For Anthracnose (Colletotrichum cereale), warm, humid weather and increased light intensity are the primary environmental factors controlling the development of conidia. Laboratory studies indicate that Colletotrichum cereale produces conidia at temperatures between 24‑32°C, with increased maturity of conidia observed at 28°C compared with lower temperatures. Once conidia have been excreted from the acervuli in a water‑soluble matrix, they can be spread by wind, water or human activity, but need continued leaf surface moisture to establish. Little and often applications of nitrogen have been shown to mitigate the development of the disease and helps to minimise any stress on the plant. Applied preventatively fungicides are available as a method of control, although some will find the above measures sufficient when dealing with this disease.
Emergency authorisation for Acelepryn has been issued for the treatment of chafer grubs only. The purchase window for chafer grubs expires on 28th August and the storage and application window ends on the 28th September 2022.
A separate authorisation is awaiting approval for Leatherjackets, but this is yet to be approved. As with previous years, all applications must be approved by a BASIS qualified advisor, who has had the relevant product training.

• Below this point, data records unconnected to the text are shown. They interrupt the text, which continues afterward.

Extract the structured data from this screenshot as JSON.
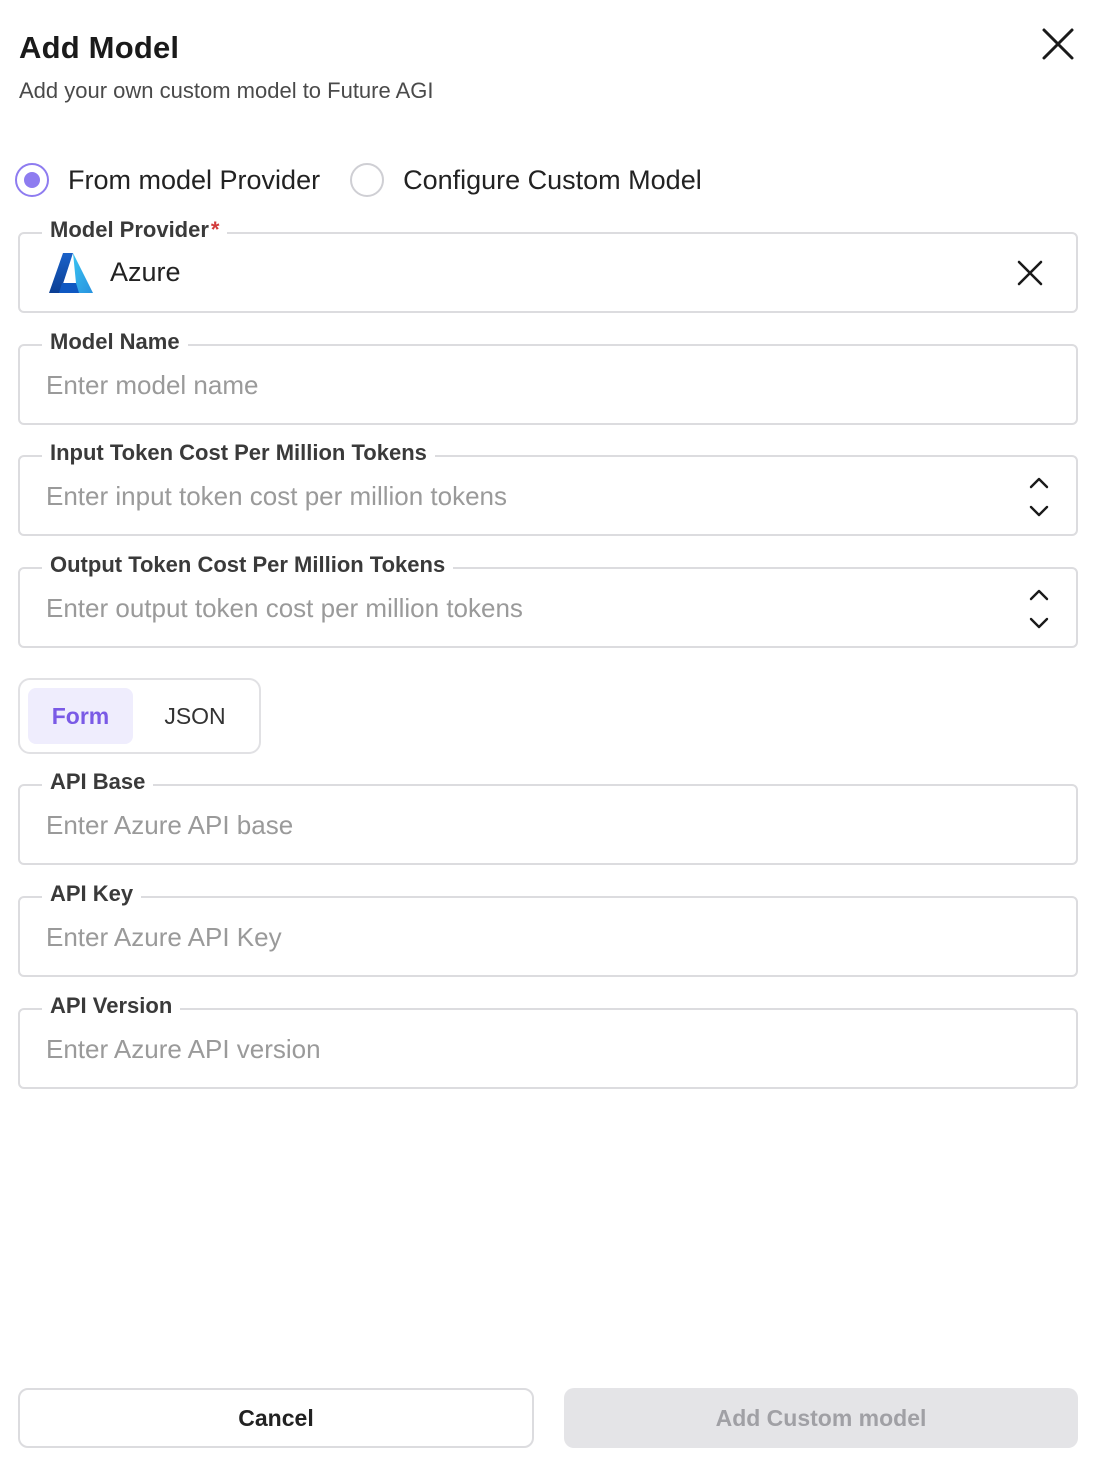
{
  "dialog": {
    "title": "Add Model",
    "subtitle": "Add your own custom model to Future AGI"
  },
  "source_options": [
    {
      "label": "From model Provider",
      "selected": true
    },
    {
      "label": "Configure Custom Model",
      "selected": false
    }
  ],
  "fields": {
    "model_provider": {
      "label": "Model Provider",
      "required_mark": "*",
      "value": "Azure",
      "logo": "azure-logo"
    },
    "model_name": {
      "label": "Model Name",
      "placeholder": "Enter model name"
    },
    "input_cost": {
      "label": "Input Token Cost Per Million Tokens",
      "placeholder": "Enter input token cost per million tokens"
    },
    "output_cost": {
      "label": "Output Token Cost Per Million Tokens",
      "placeholder": "Enter output token cost per million tokens"
    },
    "api_base": {
      "label": "API Base",
      "placeholder": "Enter Azure API base"
    },
    "api_key": {
      "label": "API Key",
      "placeholder": "Enter Azure API Key"
    },
    "api_version": {
      "label": "API Version",
      "placeholder": "Enter Azure API version"
    }
  },
  "mode_toggle": {
    "options": [
      "Form",
      "JSON"
    ],
    "active": "Form"
  },
  "footer": {
    "cancel_label": "Cancel",
    "submit_label": "Add Custom model"
  },
  "colors": {
    "accent": "#8e7cf0",
    "accent_text": "#7a5ae6",
    "required": "#d23b3b",
    "border": "#dcdcdf",
    "disabled_bg": "#e4e4e7"
  }
}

For anyone not able to apply Acelepryn, cultural and biological controls, in the form of Entomopathogenic nematodes, are the only legally authorised controls available. For best results, ensure you follow applications guidelines.

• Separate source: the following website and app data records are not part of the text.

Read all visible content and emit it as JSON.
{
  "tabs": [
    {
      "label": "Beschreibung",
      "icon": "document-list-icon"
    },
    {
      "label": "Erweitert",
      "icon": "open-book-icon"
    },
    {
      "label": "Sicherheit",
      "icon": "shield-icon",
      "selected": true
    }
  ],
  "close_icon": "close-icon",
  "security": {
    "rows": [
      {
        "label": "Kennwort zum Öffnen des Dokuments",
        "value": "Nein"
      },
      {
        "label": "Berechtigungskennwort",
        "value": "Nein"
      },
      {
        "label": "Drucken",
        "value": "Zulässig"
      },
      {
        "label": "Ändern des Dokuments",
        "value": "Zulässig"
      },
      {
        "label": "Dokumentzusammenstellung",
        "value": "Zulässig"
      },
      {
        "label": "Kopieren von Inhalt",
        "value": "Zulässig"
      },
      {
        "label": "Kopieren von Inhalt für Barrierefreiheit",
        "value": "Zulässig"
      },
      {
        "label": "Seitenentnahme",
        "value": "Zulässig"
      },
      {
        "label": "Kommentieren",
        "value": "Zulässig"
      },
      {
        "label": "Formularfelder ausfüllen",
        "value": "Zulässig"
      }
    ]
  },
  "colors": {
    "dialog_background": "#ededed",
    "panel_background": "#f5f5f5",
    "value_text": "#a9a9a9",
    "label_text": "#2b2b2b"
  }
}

B.Sc (Hons) | BASIS | FACTS
Most clubs will be continuing with their closed season renovations, and assessing what resources will be needed - manpower, materials and machinery.
With reference to machinery needs; if it's part of your inventory, drag it out, dust it off and fire it up to make sure it will work. If you don't have it in your inventory, but you know someone who has, a neighbouring club or school perhaps, particularly if you are on good terms with them; you may come to some arrangement to borrow it when they are not using it.
Alternatively, look at the option of hiring. There are a growing number of hire companies these days that are now specialising in the hire of sports ground equipment. With reference to your material needs, get them ordered now so that they are on hand when you need them.